---- Records supplied

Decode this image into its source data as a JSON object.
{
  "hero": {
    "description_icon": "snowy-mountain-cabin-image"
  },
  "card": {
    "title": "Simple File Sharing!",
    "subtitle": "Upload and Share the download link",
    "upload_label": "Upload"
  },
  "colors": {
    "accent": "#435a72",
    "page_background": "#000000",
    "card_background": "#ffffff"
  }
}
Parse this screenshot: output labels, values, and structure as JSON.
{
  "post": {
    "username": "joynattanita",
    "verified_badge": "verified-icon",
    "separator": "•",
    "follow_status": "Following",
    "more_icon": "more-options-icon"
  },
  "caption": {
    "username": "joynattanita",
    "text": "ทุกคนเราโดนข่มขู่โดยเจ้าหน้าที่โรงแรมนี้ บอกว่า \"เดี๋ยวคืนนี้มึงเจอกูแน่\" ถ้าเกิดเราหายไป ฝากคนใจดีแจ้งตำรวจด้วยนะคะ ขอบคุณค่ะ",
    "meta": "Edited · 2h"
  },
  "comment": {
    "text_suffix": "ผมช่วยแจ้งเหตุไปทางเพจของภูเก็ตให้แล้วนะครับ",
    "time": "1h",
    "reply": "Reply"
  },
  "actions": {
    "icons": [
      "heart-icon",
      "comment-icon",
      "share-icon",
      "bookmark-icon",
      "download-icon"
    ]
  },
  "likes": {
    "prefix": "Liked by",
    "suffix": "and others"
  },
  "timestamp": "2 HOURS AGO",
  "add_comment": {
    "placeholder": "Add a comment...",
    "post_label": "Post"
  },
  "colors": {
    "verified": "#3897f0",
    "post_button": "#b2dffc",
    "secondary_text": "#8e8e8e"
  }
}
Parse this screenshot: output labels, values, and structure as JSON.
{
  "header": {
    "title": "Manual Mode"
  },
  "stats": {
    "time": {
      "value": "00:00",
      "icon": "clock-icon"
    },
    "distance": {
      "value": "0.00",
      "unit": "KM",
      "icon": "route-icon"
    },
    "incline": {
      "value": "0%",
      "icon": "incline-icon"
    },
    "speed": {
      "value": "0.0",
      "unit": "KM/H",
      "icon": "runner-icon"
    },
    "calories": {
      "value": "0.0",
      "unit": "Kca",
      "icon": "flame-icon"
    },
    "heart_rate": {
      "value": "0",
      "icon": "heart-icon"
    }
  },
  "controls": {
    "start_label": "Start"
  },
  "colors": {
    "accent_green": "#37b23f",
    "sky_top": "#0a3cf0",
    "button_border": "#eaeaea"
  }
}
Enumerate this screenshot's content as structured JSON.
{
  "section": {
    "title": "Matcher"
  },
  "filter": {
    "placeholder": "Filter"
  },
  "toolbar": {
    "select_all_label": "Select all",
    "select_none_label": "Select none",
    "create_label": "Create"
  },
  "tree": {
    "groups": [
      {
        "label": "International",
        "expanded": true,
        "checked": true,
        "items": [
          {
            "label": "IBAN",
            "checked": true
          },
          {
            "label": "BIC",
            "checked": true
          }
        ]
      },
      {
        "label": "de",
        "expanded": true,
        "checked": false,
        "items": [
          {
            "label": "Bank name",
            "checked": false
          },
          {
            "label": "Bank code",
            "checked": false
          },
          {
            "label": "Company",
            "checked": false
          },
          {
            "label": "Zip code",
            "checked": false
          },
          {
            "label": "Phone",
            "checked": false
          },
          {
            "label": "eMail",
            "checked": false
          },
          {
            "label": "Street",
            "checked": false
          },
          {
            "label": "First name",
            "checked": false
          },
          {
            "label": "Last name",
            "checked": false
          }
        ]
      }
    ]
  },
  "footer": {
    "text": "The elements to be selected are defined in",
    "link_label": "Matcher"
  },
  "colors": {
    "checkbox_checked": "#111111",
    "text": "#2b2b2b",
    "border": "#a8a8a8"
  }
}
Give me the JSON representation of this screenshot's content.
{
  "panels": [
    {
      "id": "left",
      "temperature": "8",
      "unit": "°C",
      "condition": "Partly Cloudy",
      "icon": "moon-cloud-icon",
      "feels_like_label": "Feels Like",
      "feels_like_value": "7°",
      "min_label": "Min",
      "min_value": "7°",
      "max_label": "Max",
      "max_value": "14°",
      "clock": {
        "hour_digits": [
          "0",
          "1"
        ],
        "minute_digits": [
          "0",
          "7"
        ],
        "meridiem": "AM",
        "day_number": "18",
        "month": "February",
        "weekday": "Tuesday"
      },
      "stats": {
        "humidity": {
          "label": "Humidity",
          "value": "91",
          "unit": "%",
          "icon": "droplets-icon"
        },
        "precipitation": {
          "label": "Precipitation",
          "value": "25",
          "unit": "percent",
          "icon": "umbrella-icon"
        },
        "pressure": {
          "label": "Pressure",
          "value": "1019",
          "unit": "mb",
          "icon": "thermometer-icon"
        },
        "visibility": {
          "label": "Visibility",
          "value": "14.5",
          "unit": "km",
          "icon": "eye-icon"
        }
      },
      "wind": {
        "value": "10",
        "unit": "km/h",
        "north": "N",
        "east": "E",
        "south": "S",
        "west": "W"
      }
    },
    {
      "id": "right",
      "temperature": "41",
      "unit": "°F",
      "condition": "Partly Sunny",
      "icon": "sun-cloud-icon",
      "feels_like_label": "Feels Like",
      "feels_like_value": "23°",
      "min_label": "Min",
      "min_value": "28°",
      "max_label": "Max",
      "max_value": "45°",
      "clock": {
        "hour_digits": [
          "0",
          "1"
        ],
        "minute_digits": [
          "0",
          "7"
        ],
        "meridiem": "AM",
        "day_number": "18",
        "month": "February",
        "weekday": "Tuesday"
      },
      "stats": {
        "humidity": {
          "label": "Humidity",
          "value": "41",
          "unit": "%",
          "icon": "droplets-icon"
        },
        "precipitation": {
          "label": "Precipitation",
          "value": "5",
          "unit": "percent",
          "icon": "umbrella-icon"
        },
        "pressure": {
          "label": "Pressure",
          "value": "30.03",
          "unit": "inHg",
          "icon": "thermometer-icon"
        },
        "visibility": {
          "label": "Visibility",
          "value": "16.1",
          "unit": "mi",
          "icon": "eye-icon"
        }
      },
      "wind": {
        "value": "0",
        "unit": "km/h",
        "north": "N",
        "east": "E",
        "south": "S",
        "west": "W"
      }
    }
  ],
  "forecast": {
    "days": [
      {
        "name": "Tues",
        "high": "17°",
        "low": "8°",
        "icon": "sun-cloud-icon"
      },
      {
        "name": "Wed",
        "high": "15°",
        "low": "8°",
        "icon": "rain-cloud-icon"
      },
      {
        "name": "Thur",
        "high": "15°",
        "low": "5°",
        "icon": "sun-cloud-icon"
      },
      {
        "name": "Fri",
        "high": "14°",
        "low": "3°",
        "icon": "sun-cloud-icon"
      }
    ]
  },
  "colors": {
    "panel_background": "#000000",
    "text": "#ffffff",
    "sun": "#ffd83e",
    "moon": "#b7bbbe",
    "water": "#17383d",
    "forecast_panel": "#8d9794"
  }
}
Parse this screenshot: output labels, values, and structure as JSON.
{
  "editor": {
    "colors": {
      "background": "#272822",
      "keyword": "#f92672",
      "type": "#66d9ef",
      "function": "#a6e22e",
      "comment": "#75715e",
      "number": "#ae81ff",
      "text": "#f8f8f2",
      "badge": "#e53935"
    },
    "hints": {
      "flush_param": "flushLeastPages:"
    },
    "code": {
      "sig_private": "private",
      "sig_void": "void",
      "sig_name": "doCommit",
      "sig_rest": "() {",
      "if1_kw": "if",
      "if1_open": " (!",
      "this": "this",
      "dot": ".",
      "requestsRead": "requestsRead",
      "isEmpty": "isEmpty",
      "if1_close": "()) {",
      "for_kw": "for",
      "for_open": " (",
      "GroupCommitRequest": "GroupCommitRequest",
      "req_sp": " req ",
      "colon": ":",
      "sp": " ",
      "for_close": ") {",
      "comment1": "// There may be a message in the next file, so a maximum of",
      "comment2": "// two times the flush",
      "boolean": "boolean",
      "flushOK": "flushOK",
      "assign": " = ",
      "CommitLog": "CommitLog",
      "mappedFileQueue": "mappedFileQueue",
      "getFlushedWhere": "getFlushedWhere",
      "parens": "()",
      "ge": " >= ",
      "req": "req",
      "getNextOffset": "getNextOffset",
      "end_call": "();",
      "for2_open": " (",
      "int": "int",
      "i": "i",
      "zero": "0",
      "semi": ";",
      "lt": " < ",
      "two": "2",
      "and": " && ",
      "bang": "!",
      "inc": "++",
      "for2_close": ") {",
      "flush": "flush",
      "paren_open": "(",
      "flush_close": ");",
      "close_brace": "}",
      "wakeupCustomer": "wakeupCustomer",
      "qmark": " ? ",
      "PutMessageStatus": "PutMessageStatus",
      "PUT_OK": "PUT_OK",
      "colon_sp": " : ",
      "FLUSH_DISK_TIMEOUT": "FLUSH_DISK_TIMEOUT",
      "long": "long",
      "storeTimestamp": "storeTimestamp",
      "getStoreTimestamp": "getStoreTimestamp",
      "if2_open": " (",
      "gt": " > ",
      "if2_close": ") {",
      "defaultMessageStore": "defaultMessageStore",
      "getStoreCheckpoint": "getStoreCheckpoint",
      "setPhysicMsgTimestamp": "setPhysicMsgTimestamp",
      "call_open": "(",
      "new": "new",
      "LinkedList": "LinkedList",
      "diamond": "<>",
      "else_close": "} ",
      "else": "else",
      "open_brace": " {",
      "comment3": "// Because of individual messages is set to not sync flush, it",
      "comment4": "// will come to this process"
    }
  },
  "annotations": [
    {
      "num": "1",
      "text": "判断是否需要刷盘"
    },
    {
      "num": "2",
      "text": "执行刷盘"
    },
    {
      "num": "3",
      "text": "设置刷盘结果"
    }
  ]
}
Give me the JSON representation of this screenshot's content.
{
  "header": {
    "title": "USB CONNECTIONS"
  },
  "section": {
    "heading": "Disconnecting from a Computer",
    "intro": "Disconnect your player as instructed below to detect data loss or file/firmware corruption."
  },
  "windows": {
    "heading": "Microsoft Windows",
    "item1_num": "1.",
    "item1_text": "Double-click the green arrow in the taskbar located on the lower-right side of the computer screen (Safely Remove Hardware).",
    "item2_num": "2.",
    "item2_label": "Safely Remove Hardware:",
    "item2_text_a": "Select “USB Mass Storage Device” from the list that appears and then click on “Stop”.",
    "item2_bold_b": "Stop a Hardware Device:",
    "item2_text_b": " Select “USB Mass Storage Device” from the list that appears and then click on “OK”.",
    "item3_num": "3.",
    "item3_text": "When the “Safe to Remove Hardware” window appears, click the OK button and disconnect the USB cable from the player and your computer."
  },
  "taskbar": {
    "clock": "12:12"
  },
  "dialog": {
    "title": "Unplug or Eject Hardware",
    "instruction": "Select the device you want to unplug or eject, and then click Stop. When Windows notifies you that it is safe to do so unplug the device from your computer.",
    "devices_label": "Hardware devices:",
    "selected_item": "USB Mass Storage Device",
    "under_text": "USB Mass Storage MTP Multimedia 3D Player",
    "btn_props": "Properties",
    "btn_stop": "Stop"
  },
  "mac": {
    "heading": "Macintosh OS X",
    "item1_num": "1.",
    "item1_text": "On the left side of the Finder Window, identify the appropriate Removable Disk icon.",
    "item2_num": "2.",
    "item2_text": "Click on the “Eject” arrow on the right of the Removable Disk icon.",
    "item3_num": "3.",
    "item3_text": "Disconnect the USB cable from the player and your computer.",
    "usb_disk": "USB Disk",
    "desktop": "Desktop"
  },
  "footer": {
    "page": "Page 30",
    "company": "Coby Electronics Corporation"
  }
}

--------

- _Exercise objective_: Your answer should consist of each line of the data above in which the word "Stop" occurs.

- _Result of this exercise_:
    "item2_text_a": "Select “USB Mass Storage Device” from the list that appears and then click on “Stop”.",
    "item2_bold_b": "Stop a Hardware Device:",
    "instruction": "Select the device you want to unplug or eject, and then click Stop. When Windows notifies you that it is safe to do so unplug the device from your computer.",
    "btn_stop": "Stop"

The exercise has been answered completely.